Corina McDonald is new member of our excellent blog team and will be posting regulairly for us. She is a writer, researcher and DJ and is a recent addition to the Vague Terrain editorial team. Enjoy! – AD
The fifth DOCAM Summit took place in Montreal this week, the final meeting of this five year SSHRC-funded research project into the documentation and conservation of new media artworks. Some of the challenges shadowing the preservation of media arts heritage include technological obsolescence, the notion of authenticity when applied to digital or variable components, the importance of documenting user experience, and the ways in which the technologies used in a work contribute to its identity. The project took a multidisciplinary approach to these issues, leveraging the expertise of museum professionals and university researchers from a variety of disciplines to produce practical tools that can be used by artists, curators and conservators to document and preserve our experience of media artworks.
The first session of the Summit focused on the history of technology and its importance in understanding the preservation challenges inherent to new media. Presentations were made by Alain Depocas, the Director of Research at DOCAM, Mona Jimenez, Associate Arts Professor/Associate Director in New York University’s graduate program in Moving Image Archiving and Preservation, Sylvie Lacerte, author, researcher, independent curator and former DOCAM coordinator and Jean Gagnon, independent curator and former Executive Director of the Daniel Langlois Foundation, the host institution of the DOCAM Research Alliance. In the discussion that ensued, themes such as pedagogy, interdisciplinarity and the historicity of video art were raised, reflecting many of the main research themes tackled by DOCAM.

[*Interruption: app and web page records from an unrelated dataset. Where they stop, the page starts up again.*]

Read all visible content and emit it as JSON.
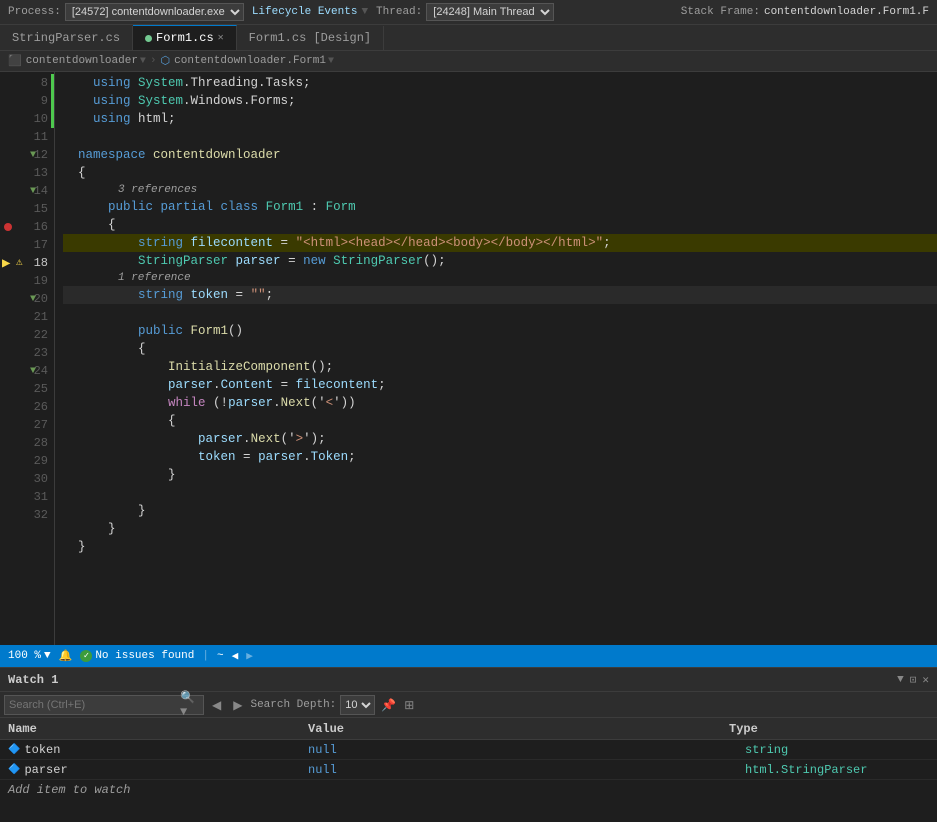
{
  "topbar": {
    "process_label": "Process:",
    "process_value": "[24572] contentdownloader.exe",
    "lifecycle_label": "Lifecycle Events",
    "thread_label": "Thread:",
    "thread_value": "[24248] Main Thread",
    "stackframe_label": "Stack Frame:",
    "stackframe_value": "contentdownloader.Form1.F"
  },
  "tabs": [
    {
      "id": "stringparser",
      "label": "StringParser.cs",
      "active": false,
      "modified": false
    },
    {
      "id": "form1cs",
      "label": "Form1.cs",
      "active": true,
      "modified": true
    },
    {
      "id": "form1design",
      "label": "Form1.cs [Design]",
      "active": false,
      "modified": false
    }
  ],
  "breadcrumb": {
    "left": "contentdownloader",
    "right": "contentdownloader.Form1"
  },
  "code": {
    "lines": [
      {
        "num": 8,
        "text": "    using System.Threading.Tasks;",
        "indent": 0
      },
      {
        "num": 9,
        "text": "    using System.Windows.Forms;",
        "indent": 0
      },
      {
        "num": 10,
        "text": "    using html;",
        "indent": 0
      },
      {
        "num": 11,
        "text": ""
      },
      {
        "num": 12,
        "text": "  namespace contentdownloader",
        "indent": 0,
        "collapsible": true
      },
      {
        "num": 13,
        "text": "  {",
        "indent": 0
      },
      {
        "num": 14,
        "text": "      public partial class Form1 : Form",
        "indent": 0,
        "collapsible": true,
        "ref": "3 references"
      },
      {
        "num": 15,
        "text": "      {",
        "indent": 0
      },
      {
        "num": 16,
        "text": "          string filecontent = \"<html><head></head><body></body></html>\";",
        "indent": 0,
        "highlight": true,
        "breakpoint": true
      },
      {
        "num": 17,
        "text": "          StringParser parser = new StringParser();",
        "indent": 0
      },
      {
        "num": 18,
        "text": "          string token = \"\";",
        "indent": 0,
        "current": true,
        "warn": true,
        "ref": "1 reference"
      },
      {
        "num": 19,
        "text": ""
      },
      {
        "num": 20,
        "text": "          public Form1()",
        "indent": 0,
        "collapsible": true
      },
      {
        "num": 21,
        "text": "          {",
        "indent": 0
      },
      {
        "num": 22,
        "text": "              InitializeComponent();",
        "indent": 0
      },
      {
        "num": 23,
        "text": "              parser.Content = filecontent;",
        "indent": 0
      },
      {
        "num": 24,
        "text": "              while (!parser.Next('<'))",
        "indent": 0,
        "collapsible": true
      },
      {
        "num": 25,
        "text": "              {",
        "indent": 0
      },
      {
        "num": 26,
        "text": "                  parser.Next('>');",
        "indent": 0
      },
      {
        "num": 27,
        "text": "                  token = parser.Token;",
        "indent": 0
      },
      {
        "num": 28,
        "text": "              }",
        "indent": 0
      },
      {
        "num": 29,
        "text": ""
      },
      {
        "num": 30,
        "text": "          }",
        "indent": 0
      },
      {
        "num": 31,
        "text": "      }",
        "indent": 0
      },
      {
        "num": 32,
        "text": "  }",
        "indent": 0
      }
    ]
  },
  "statusbar": {
    "zoom": "100 %",
    "issues_check": "✓",
    "issues_text": "No issues found",
    "squiggle": "~"
  },
  "watch": {
    "title": "Watch 1",
    "search_placeholder": "Search (Ctrl+E)",
    "depth_label": "Search Depth:",
    "depth_value": "10",
    "columns": {
      "name": "Name",
      "value": "Value",
      "type": "Type"
    },
    "rows": [
      {
        "name": "token",
        "value": "null",
        "type": "string"
      },
      {
        "name": "parser",
        "value": "null",
        "type": "html.StringParser"
      }
    ],
    "add_item_label": "Add item to watch"
  }
}
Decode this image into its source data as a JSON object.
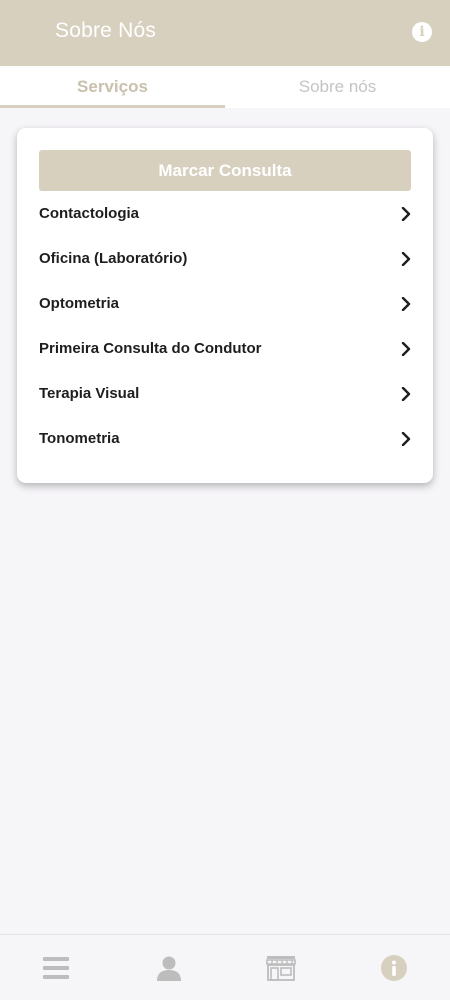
{
  "header": {
    "title": "Sobre Nós",
    "info_icon": "info-icon"
  },
  "tabs": [
    {
      "label": "Serviços",
      "active": true
    },
    {
      "label": "Sobre nós",
      "active": false
    }
  ],
  "card": {
    "cta_label": "Marcar Consulta",
    "items": [
      {
        "label": "Contactologia"
      },
      {
        "label": "Oficina (Laboratório)"
      },
      {
        "label": "Optometria"
      },
      {
        "label": "Primeira Consulta do Condutor"
      },
      {
        "label": "Terapia Visual"
      },
      {
        "label": "Tonometria"
      }
    ]
  },
  "bottom_nav": {
    "items": [
      {
        "icon": "menu-icon"
      },
      {
        "icon": "user-icon"
      },
      {
        "icon": "store-icon"
      },
      {
        "icon": "info-icon"
      }
    ]
  },
  "colors": {
    "brand": "#d8d0bf",
    "background": "#f6f5f8",
    "icon_gray": "#bdbdbd"
  }
}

Mona Jimenez’s presentation ‘Custom Machines and Conservation Studies’ provided an excellent example of the relationship between technological processes and the effects and behaviours that they produce to create a work of art. She believes that students today who are familiar with digital video do not necessarily have a good understanding of the way in which analog video is constructed in time. In her teaching she includes course material on custom machines created by artists of the 60’s and 70’s as a way of enhancing her students appreciation of video as a signal constructed and shaped in time by physical processes and devices. To illustrate this point she showed segments of a video made at the Experimental TV Center that demonstrate the processes at work in Nam June Paik’s raster manipulation unit, or “wobbulator” of 1976. This visual recording of a video artwork in operation gives us a more holistic appreciation for the work than what we might get by viewing a tape of the output alone. She argued that conservation studies often focus too much on preserving tape as a product rather than the physical mechanisms, processes and knowledge that created the work in time.
Jean Gagnon also argued that recognition of the techno-aesthetic aspects of video art is necessary in preservation to ensure that the end product is not isolated from the processes which created it. Lamentably he pointed out that amazing collections of video art languish in the vaults of institutions such as the National Gallery of Canada, and fears that we may face a lost era of video art from the 1980’s, especially if the historicity of the technological components of these works is not acknowledged as an important element of their preservation.
Alain Depocas presented the Technological Timeline, an output of the DOCAM project which juxtaposes technological components, technologies and artworks in an online visual interface in order to reveal the evolution of these technologies in the context of their usage in media artworks. It provides a visual interface that ties together the histories of specific works used as case studies during the project and their technological components. It is expected that this type of information will be useful as a pedagogical aid that underlines the techno-aesthetic nature of media art.
Sylvie Lacerte presented her work as head of the DOCAM seminar, a graduate seminar which was held for four years, alternating between McGill University and UQAM. The seminar attracted students from a wide variety of disciplines, including art history, information science and museology. The participants of the session all agreed that this kind of interdisciplinarity across professional communities will be crucial to the future of threatened works of video art. In a later session, Jon Ippolito argued for the role of crowdsourcing in preserving media art and asserted the importance of engaging not only professional communities but also user/fan communities in documentary practices and preservation strategies. He used the example of informal online communities dedicated to the emulation of video games from the 80’s to demonstrate how knowledge existing outside institutional walls may be a valuable asset to long term preservation.
The video recording of this session and of the entire DOCAM Summit will be made available online shortly at www.docam.ca. In the meantime, the tools and resources produced by the research alliance over the past 5 years are freely available on their website – browse and enjoy!